TikTok has ended its licensing dispute with ICE, including member organizations PRS for Music, GEMA, STIM, IMRO, Concord, and others, by closing a new deal.

TikTok and ICE, which encompasses Downtown and Peer Music, in addition to the above-mentioned collecting societies and indie publishers, unveiled their recently inked licensing agreement today. The multi-year and multi-territory arrangement covers TikTok “from launch.” The short-form video-sharing app debuted in September of 2016, and its initial licensing talks with ICE ended in a stalemate last summer – according to ICE cofounder PRS’s individual statement.

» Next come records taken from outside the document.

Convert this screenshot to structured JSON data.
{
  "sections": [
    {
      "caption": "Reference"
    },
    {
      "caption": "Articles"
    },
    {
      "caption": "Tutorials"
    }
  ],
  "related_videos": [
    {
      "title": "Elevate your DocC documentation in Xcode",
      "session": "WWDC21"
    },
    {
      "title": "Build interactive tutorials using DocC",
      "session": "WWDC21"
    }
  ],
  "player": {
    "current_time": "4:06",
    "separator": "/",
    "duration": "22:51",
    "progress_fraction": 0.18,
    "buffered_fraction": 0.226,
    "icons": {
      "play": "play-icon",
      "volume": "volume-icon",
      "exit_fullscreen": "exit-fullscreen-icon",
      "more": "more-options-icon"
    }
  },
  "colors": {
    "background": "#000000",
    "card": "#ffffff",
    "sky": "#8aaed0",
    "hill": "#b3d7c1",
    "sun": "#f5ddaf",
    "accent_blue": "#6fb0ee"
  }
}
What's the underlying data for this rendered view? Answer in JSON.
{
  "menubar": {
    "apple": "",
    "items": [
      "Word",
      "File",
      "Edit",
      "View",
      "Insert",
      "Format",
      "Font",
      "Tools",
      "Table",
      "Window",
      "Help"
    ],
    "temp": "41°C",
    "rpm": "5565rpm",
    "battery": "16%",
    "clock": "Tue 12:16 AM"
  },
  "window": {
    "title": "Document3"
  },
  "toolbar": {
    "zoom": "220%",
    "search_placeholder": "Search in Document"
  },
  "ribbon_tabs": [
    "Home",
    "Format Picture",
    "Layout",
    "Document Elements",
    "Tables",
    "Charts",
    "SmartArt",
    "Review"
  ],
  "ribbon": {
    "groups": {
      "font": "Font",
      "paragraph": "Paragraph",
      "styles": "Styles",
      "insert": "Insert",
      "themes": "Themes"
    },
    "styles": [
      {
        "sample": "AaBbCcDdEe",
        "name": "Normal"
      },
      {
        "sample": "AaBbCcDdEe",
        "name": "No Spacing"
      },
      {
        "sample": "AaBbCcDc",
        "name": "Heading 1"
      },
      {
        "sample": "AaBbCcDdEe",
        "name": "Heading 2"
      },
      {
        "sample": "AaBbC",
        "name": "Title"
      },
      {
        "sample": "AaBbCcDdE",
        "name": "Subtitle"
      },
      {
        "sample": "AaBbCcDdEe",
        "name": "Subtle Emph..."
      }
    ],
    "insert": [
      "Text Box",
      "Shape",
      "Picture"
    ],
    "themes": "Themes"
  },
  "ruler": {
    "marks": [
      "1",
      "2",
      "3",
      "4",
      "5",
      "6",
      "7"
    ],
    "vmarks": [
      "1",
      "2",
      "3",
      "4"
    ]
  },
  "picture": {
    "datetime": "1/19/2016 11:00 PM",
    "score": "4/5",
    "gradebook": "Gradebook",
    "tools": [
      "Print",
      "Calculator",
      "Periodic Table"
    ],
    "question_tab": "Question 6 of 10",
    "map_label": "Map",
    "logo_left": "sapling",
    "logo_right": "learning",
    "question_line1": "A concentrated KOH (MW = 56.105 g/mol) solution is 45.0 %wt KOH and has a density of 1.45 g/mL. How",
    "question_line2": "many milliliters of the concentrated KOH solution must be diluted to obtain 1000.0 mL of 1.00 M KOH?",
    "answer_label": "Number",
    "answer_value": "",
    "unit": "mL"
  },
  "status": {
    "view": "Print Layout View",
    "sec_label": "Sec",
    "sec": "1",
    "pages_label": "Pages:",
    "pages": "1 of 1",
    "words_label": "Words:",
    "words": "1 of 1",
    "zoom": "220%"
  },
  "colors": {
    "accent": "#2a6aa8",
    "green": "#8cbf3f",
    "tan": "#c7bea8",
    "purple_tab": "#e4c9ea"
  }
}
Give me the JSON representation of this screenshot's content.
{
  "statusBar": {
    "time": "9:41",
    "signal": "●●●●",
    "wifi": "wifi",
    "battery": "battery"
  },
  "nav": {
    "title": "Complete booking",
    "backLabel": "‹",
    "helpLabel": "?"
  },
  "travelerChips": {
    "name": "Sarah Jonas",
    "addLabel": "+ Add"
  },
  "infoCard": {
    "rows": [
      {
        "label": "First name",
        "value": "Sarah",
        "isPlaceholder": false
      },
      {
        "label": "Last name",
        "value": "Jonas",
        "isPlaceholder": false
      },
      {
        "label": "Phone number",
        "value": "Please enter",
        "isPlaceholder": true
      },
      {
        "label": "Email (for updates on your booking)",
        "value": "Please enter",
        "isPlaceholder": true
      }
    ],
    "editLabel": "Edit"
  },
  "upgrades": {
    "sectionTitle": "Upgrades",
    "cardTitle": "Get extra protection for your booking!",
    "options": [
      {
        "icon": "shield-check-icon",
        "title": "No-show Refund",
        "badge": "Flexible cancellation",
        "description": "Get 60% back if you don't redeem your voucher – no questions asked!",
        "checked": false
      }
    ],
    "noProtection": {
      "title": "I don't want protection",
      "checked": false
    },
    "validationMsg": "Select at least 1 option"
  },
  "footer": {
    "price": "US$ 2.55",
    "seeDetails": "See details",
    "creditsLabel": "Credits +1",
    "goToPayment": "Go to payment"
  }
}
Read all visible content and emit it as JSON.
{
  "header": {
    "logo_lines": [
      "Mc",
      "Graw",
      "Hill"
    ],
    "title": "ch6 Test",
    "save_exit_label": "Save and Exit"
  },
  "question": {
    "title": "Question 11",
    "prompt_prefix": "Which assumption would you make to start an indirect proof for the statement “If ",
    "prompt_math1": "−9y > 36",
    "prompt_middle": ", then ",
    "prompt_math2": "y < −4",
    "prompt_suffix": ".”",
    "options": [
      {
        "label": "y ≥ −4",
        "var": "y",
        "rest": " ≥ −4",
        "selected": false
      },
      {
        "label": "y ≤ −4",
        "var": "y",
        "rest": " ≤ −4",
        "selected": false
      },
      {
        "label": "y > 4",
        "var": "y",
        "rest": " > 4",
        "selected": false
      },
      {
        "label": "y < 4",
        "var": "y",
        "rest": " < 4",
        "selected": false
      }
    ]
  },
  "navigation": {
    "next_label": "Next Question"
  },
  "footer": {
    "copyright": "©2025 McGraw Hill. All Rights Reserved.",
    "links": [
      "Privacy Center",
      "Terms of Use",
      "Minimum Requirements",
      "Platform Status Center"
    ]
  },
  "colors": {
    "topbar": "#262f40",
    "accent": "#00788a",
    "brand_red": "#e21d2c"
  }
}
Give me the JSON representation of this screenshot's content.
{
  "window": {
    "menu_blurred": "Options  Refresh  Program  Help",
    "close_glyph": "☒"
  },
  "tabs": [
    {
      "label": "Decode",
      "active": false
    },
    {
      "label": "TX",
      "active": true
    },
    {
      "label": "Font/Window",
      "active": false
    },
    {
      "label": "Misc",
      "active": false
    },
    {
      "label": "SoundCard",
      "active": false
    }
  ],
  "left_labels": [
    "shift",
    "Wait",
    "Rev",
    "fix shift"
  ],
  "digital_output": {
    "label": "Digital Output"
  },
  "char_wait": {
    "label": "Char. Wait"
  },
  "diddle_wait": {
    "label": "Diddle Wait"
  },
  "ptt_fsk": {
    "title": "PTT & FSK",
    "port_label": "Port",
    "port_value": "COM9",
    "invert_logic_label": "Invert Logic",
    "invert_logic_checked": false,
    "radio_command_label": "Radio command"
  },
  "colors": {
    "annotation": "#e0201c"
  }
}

Moreover, the pact arrives about seven weeks after TikTok rival Triller and ICE Core closed a multi-year and multi-territory licensing deal of their own. Following the Indian government’s late-June TikTok ban and the U.S. government’s moves to outlaw the controversial platform, Triller took several noteworthy steps to fill the short-form video-sharing void. (TikTok’s stateside fate remains unclear, and the Indian government, which banned 43 more apps with Chinese ties this week, doesn’t appear likely to reverse course in the near future.)

To be sure, Triller solidified its content-delivery infrastructure and finalized a strategic partnership with India’s JioSaavn in August. The five-year-old app has also experienced a clear-cut popularity boost and, separately, continues to face off against TikTok in a high-profile patent infringement lawsuit. On the latter front, TikTok fired back late last month with a complaint seeking a declaratory judgment of non-infringement for the underlying patent.

In spite of these developments and its setback-heavy 2020, TikTok – which boasts more than 100 million U.S. users and generated north of $115 million through in-app purchases in October alone – has continued to make significant plays on the international stage. Earlier this month, for instance, the company unveiled a massive licensing deal with Sony Music, which will make the Big Three label’s tracks “widely available” to TikTok’s users and will see the two “work together to support greater levels of TikTok user personalization and creativity.”

Additionally, TikTok has secured a global marketing and distribution deal with Paris’ Believe, a multi-year agreement with the National Music Publishers Association (NMPA), and a different licensing deal yet with the Netherlands’ Buma/Stemra.

Lastly, recent months have brought some unflattering headlines for both TikTok and Triller, independent of their rivalry. A BBC investigation found at November’s start that TikTok had failed to remove a known child predator; the company previously settled a child-privacy class-action lawsuit for more than $1 million – and is currently facing another privacy-related suit.

Triller, for its part, was slapped with a $50 million copyright infringement complaint from Wixen Music Publishing about one week ago. And in October, higher-ups denied that they’d inflated the app’s user count and called the former employees who levied the allegation “disgruntled.”